### DATA
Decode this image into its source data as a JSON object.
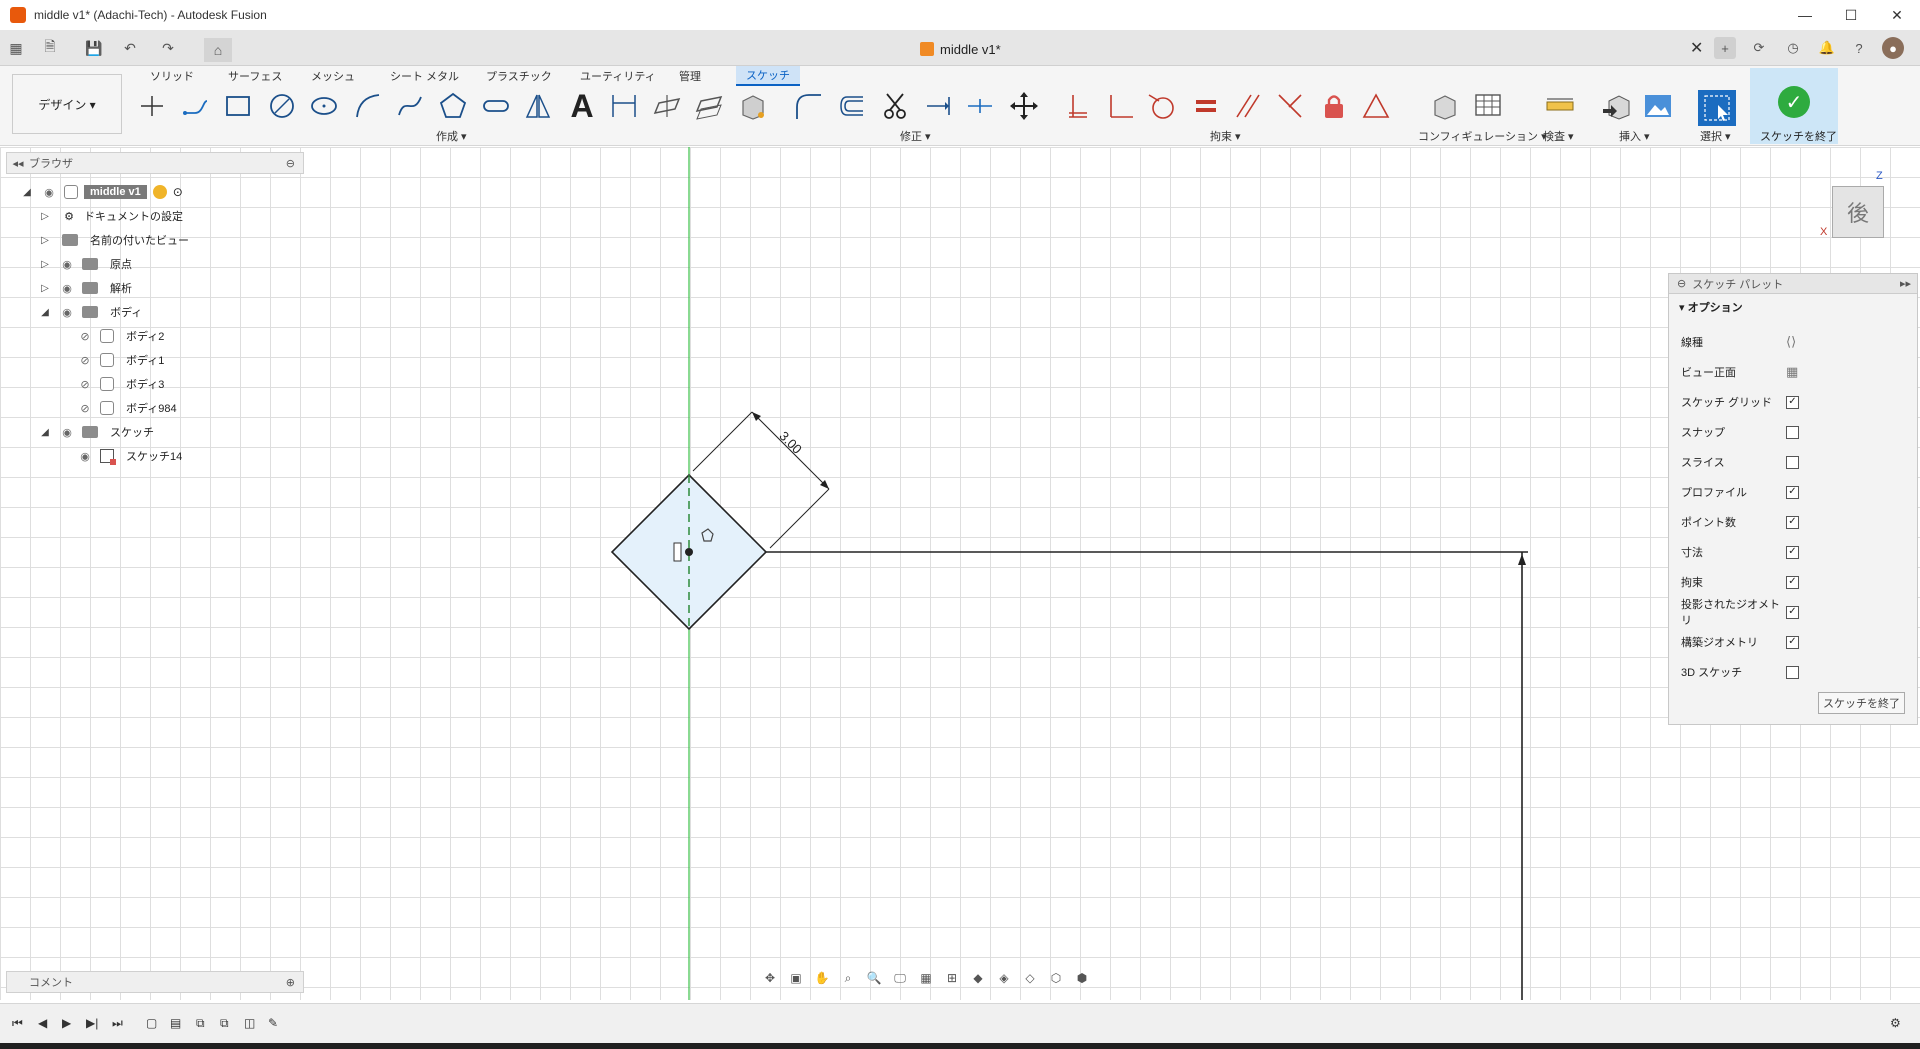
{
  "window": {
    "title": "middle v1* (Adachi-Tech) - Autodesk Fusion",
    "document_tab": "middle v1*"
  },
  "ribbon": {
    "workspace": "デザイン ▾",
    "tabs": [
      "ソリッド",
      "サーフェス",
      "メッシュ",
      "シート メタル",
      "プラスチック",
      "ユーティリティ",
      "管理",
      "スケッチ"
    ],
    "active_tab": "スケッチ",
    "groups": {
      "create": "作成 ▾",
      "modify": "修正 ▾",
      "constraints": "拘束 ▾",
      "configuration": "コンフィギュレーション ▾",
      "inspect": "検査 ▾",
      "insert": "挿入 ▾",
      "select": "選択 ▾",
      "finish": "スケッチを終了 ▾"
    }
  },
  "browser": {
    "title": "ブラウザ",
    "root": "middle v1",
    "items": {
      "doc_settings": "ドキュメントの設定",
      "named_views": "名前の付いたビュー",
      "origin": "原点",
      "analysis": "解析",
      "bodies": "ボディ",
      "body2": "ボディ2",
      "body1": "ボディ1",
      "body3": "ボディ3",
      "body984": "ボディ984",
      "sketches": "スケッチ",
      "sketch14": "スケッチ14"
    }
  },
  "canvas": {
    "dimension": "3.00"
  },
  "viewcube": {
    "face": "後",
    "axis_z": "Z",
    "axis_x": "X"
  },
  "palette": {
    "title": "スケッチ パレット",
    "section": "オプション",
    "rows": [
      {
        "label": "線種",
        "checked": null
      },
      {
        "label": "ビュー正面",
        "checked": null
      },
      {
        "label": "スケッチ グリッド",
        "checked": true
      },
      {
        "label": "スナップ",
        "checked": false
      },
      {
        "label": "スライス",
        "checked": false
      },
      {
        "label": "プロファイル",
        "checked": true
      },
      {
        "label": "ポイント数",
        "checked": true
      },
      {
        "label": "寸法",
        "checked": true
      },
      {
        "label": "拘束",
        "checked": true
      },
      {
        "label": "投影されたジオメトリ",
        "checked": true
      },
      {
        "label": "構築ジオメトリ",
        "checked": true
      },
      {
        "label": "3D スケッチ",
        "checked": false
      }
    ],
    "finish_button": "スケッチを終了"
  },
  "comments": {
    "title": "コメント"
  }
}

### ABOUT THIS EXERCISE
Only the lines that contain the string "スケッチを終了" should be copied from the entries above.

### SOLUTION FOR THIS TASK
      "finish": "スケッチを終了 ▾"
    "finish_button": "スケッチを終了"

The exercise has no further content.